(Reuters) - Challenger Amir Khan readily accepts that he is a huge underdog for his WBC middleweight title clash with Mexican Saul “Canelo” Alvarez in Las Vegas on Saturday but has promised to give his much bigger opponent “a boxing lesson”.
Englishman Khan has moved up two weight divisions to take on the flame-haired Mexican, whose only loss in 48 professional fights was to undefeated American Floyd Mayweather Jr. in 2013.
“I’m not supposed to win,” Khan told reporters while preparing for an eagerly anticipated fight scheduled to go 12 rounds at the T-Mobile Arena. “I’m a guy who’s supposed to walk in and get beaten.
“But I’m not going to let that happen. It’s about being disciplined. I can’t lose focus. I haven’t respected the guys who’ve hurt me (in the past). Knowing you can be hurt, your defence is sharper.
“This is a huge fight, as Canelo is a star in Mexico and America. I know I’m here as the underdog, but I’m ready to win and take this WBC belt back to my home in England.”
Khan (31-3, 19 knockouts) is a two-time former world champion and has oozed confidence in Las Vegas this week despite not having fought since his unanimous decision over American Chris Algieri nearly a year ago.
“I wouldn’t have taken this fight if I didn’t think I could take it,” said the 29-year-old from Bolton. “I have trained for everything and worked on my speed and my power.
“A win against Canelo would be one of the biggest wins of my career because he is a superstar, especially on this Cinco de Mayo weekend in front of everyone.
“The fans will be very happy on Saturday night. I will be the new world champion. I think it will be difficult to knock Canelo out, but I know I can give him a boxing lesson.”
Former WBA and WBC super welterweight champion Alvarez, who lost both world titles on a majority decision to Mayweather, is a 5-1 favourite for an intriguing matchup that will pit the Mexican’s power against the Englishman’s speed.
“There is a difference between wanting and doing,” said the 25-year-old from Guadalajara, who has an impressive record of 46-1-1, including 32 knockouts. “On Saturday night, we will see who will give who a boxing lesson.
“I know what Amir Khan brings. He is a very fast, very elusive, very tricky fighter, but I am confident with the work that’s been done that I will be able to go in there and break this down.
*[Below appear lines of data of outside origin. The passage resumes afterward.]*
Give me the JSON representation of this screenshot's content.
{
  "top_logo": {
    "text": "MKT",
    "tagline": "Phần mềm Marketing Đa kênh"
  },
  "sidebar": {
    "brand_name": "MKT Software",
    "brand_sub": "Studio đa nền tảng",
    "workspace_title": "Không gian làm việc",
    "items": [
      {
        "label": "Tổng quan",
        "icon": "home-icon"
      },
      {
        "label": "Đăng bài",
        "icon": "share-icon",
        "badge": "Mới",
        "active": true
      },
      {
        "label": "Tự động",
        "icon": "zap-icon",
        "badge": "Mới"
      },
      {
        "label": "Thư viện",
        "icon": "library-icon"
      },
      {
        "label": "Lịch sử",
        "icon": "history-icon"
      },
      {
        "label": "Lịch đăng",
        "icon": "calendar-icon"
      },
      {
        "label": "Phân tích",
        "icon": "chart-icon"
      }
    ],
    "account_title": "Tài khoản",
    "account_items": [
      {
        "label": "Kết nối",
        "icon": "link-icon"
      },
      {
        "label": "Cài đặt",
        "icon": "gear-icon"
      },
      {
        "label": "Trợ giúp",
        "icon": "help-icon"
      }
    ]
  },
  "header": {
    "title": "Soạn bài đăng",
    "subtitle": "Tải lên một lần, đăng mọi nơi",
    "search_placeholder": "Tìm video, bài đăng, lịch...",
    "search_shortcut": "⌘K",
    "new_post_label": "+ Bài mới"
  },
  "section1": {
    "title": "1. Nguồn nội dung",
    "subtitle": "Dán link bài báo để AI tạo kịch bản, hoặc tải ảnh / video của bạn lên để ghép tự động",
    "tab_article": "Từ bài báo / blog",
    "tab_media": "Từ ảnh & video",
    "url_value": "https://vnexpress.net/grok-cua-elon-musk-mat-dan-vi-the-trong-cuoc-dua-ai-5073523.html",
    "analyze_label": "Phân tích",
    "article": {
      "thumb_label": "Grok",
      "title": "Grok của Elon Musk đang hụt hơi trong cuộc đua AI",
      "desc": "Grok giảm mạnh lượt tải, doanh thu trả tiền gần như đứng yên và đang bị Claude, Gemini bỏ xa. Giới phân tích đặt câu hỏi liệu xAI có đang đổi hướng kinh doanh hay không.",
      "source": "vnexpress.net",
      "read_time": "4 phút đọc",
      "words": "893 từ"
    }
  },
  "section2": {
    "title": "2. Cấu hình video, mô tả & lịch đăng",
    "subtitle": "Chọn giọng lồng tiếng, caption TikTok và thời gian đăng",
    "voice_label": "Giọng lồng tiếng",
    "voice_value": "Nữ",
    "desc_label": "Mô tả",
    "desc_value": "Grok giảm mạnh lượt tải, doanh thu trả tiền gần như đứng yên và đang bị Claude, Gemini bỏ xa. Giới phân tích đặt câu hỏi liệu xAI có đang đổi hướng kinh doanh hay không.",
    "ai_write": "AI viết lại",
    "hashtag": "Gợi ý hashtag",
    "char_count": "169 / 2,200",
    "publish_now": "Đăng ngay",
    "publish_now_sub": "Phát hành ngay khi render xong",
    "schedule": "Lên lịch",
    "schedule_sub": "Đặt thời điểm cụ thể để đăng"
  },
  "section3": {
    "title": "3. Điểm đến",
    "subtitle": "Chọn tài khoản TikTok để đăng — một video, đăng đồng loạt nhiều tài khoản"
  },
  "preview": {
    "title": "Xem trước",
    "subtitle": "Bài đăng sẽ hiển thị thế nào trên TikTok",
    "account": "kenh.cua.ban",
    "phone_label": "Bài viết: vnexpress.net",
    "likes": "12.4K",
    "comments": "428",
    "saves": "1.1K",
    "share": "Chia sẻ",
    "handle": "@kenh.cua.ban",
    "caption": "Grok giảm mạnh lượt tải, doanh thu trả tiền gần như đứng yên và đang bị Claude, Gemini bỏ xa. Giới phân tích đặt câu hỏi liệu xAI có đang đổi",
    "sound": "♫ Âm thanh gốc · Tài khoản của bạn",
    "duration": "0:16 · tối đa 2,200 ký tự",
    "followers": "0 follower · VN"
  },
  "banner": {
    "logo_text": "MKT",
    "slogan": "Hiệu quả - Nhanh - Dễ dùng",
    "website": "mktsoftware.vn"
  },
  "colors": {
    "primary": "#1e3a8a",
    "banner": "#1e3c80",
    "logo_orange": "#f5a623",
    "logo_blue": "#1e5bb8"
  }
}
“I’m training hard for 12 rounds, I’m ready to go all of those rounds,” said Alvarez, who claimed the WBC middleweight crown with a unanimous decision over Miguel Cotto in November. “But if the knockout presents itself, I’m ready to take it.”
Reporting by Mark Lamport-Stokes in Los Angeles; Editing by Frank Pingue